Why prevention is important

Studies have shown that:

  • Among people who had either a solid organ transplant or a stem cell transplant, about 65 percent of those who got flu were hospitalized. Learn more.
  • Risk of death among hospitalized people with COVID-19 was about 1.44 times greater among those who were immunocompromised than those were not. Learn more.

Making a plan

Reducing risk‎

If you have, or someone you spend time with has, a weakened immune system using the prevention strategies described in CDC’s Respiratory Virus Guidance is especially important. In addition, there are several specific considerations for people with weakened immune systems.



  • Everyone ages 6 months and older who is moderately or severely immunocompromised should receive at least 1 dose of a 2023-2024 updated COVID-19 vaccine. Depending on the number of doses you’ve previously received, you may need more than 1 dose of updated vaccine:
    • If you have not gotten any COVID-19 vaccines (not vaccinated), you should get 2-3 doses of updated COVID-19 vaccine.
    • If you got 1 previous Pfizer-BioNTech or Moderna COVID-19 vaccine you should get 1-2 doses of updated COVID-19 vaccine.
    • If you got 2 or more previous COVID-19 vaccines, you should get 1 updated COVID-19 vaccine.
    • Additional information on COVID-19 vaccines for people who are immunocompromised is available here.


  • Immunocompromised persons should receive an age-appropriate flu vaccine.
    • Live attenuated influenza vaccine (the nasal spray flu vaccine) should not be used.
    • Note that timing flu vaccination relative to a specified period before or after interventions that compromise immunity may be appropriate.
    • Additional information on flu vaccines for people who are immunocompromised is available here.


  • Note that better fitting masks (for example, N95 or KN95 respirators) are more effective at protecting you from inhaling germs than other types of masks are (for example, cloth masks or surgical/disposable masks).


  • If you have COVID-19, antiviral treatments are recommended for people with weakened immune systems. If you have a weakened immune system, have received antiviral treatment, and continue to experience COVID-19 symptoms, your healthcare provider may recommend additional treatment.
  • If you have flu, antiviral treatments are recommended for people with weakened immune systems.
  • To learn more about if treatment is right for you, speak with a healthcare provider.

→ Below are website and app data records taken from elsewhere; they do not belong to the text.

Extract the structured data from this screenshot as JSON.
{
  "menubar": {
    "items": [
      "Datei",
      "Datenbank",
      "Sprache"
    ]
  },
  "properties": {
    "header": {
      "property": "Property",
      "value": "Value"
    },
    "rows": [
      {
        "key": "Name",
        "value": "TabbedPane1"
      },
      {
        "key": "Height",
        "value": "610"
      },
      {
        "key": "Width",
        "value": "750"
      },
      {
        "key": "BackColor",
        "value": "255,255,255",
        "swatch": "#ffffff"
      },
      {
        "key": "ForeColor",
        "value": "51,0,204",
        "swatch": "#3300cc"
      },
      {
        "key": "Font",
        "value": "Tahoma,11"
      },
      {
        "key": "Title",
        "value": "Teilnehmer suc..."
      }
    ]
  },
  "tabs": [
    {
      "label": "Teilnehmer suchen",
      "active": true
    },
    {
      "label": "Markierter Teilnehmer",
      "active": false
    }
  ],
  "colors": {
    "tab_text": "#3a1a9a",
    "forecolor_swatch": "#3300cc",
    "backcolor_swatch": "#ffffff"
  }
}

When Sick

  • It can take longer than average for people with weakened immune systems to recover from respiratory viruses. This includes a possible longer duration during which you can spread a respiratory virus to others. If you are immunocompromised, be aware of this when choosing precautions after you return to normal activities following time at home sick.

CDC offers separate, specific guidance for healthcare settings (COVID-19, flu, and general infection prevention and control). Federal civil rights laws may require reasonable modifications or reasonable accommodations in various circumstances. Nothing in this guidance is intended to detract from or supersede those laws.